Programming for “Collective Action Archive: Redux” will include: talks by exhibiting collectives, informal presentations by regional activist organizations, and discussion groups about the often contradictory relationship between social activism and the arts.

Exhibiting artist/activist collectives include: ABC No Rio, Artists Against Apartheid, Big Tent, Codify Art, Conflict Kitchen, Critical Making, fierce pussy, Floating Lab Collective, Futurefarmers, Ghana ThinkTank, Guerrilla Girls, Guffey Hollow, Howling Mob Society, Illegal Art, Just Seeds, Kitchen Sink, Knifeandfork, Lucky Pierre, M12 Collective, Meme Rider Media Team, National Bitter Melon Council, Okay Mountain Collective, Paper Tiger TV, Philly Stake, Preemptive Media, Publication Studio, RAGGA, Regional Relationships, Second Front, Students of the African Diaspora, subRosa, Temporary Services, The Pinky Show, W.A.G.E., and Work Progress Collective.

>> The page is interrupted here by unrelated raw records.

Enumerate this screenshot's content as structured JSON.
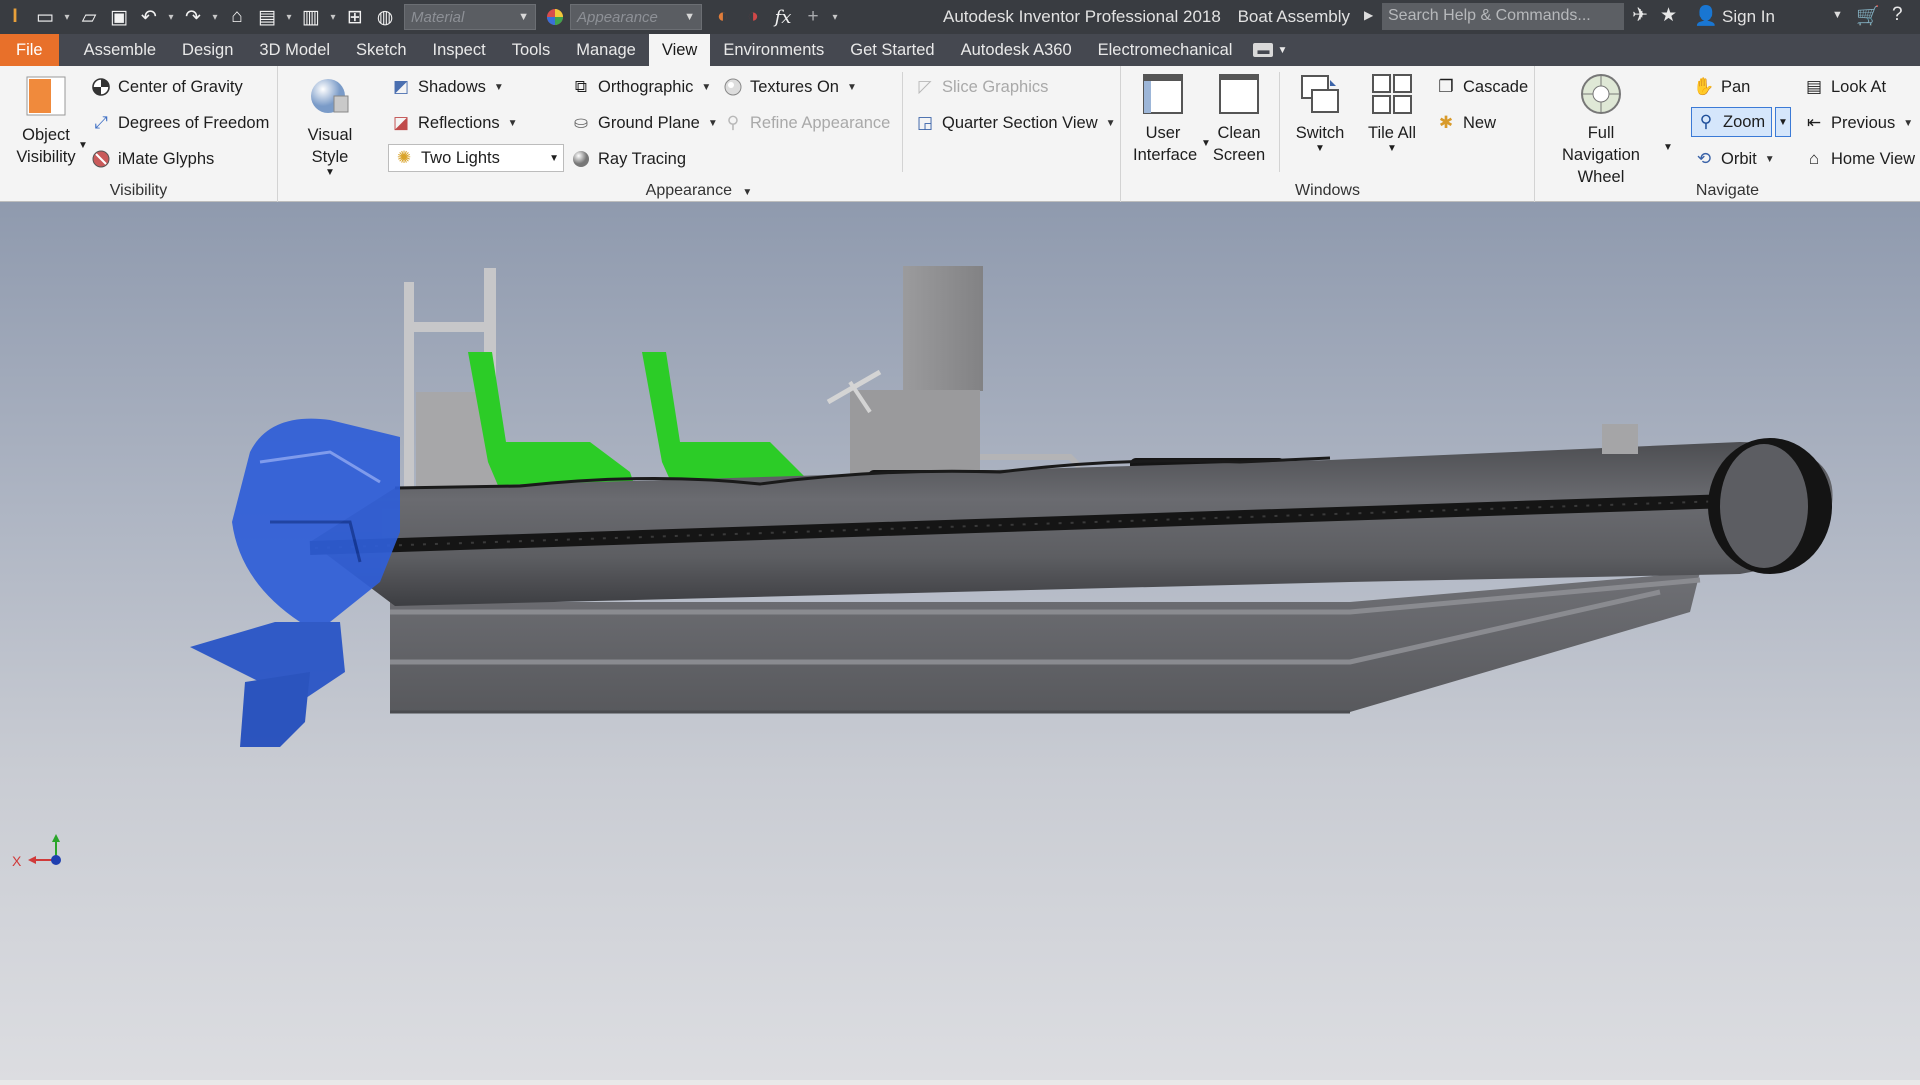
{
  "app_title": "Autodesk Inventor Professional 2018",
  "document_title": "Boat Assembly",
  "quick_access": {
    "material_placeholder": "Material",
    "appearance_placeholder": "Appearance",
    "fx_label": "fx"
  },
  "search": {
    "placeholder": "Search Help & Commands..."
  },
  "sign_in": "Sign In",
  "tabs": [
    "File",
    "Assemble",
    "Design",
    "3D Model",
    "Sketch",
    "Inspect",
    "Tools",
    "Manage",
    "View",
    "Environments",
    "Get Started",
    "Autodesk A360",
    "Electromechanical"
  ],
  "active_tab": "View",
  "panels": {
    "visibility": {
      "title": "Visibility",
      "object_visibility": "Object Visibility",
      "center_of_gravity": "Center of Gravity",
      "degrees_of_freedom": "Degrees of Freedom",
      "imate_glyphs": "iMate Glyphs"
    },
    "appearance": {
      "title": "Appearance",
      "visual_style": "Visual Style",
      "shadows": "Shadows",
      "reflections": "Reflections",
      "lighting_value": "Two Lights",
      "orthographic": "Orthographic",
      "ground_plane": "Ground Plane",
      "ray_tracing": "Ray Tracing",
      "textures_on": "Textures On",
      "refine_appearance": "Refine Appearance",
      "slice_graphics": "Slice Graphics",
      "quarter_section_view": "Quarter Section View"
    },
    "windows": {
      "title": "Windows",
      "user_interface": "User Interface",
      "clean_screen": "Clean Screen",
      "switch": "Switch",
      "tile_all": "Tile All",
      "cascade": "Cascade",
      "new": "New"
    },
    "navigate": {
      "title": "Navigate",
      "full_navigation_wheel": "Full Navigation Wheel",
      "pan": "Pan",
      "zoom": "Zoom",
      "orbit": "Orbit",
      "look_at": "Look At",
      "previous": "Previous",
      "home_view": "Home View"
    }
  },
  "viewport": {
    "axis_x_label": "X",
    "model_colors": {
      "tube": "#5a5b5f",
      "hull": "#6e6f73",
      "engine": "#2e5bd6",
      "seats": "#2ecb28",
      "frame": "#b9b9bb",
      "background_top": "#8f9aae",
      "background_bottom": "#dcdde1"
    }
  }
}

Saturday, March 9, 4:00 – 6:00 pm
Knifeandfork: Brian House and Sue Huang in Conversation
Brian House and Sue Huang of the internationally exhibiting media arts collaborative Knifeandfork will discuss their practice. Sponsored by Stamford Community Arts Partnership Program (CAPP) grant.

About Franklin Street Works
Franklin Street Works is a not-for- profit contemporary art space whose mission is to manifest contemporary art in a professional and welcoming setting. Franklin Street Works aims to broaden community participation in the arts, contribute to a larger arts dialogue, and cultivate emerging artists. To date, the organization has exhibited the work of more than 350 artists, curated 30 original exhibitions, and organized approximately 150 programs, including talks, tours, and performances. Their work has received national and regional support, including two multi-year grants from the Andy Warhol Foundation for the Visual Arts as well as regional grants from Fairfield County’s Community Foundation, Connecticut Office of the Arts, New Canaan Community Foundation, among others. Exhibitions have been recognized with positive reviews in major publications such as Artforum online, Art in America online, Art Papers, The Brooklyn Rail, Huffington Post, Hyperallergic, Art New England, Modern Painters and Two Coats of Paint.

Getting There:
Franklin Street Works is located at 41 Franklin Street in downtown Stamford, Connecticut. Click here for more on directions and parking:

Franklin Street Works has an ADA compliant ramp to our back door on the first floor and is accessible from Franklin St. Once inside there is an elevator and bathrooms are spacious but do not have grab bars.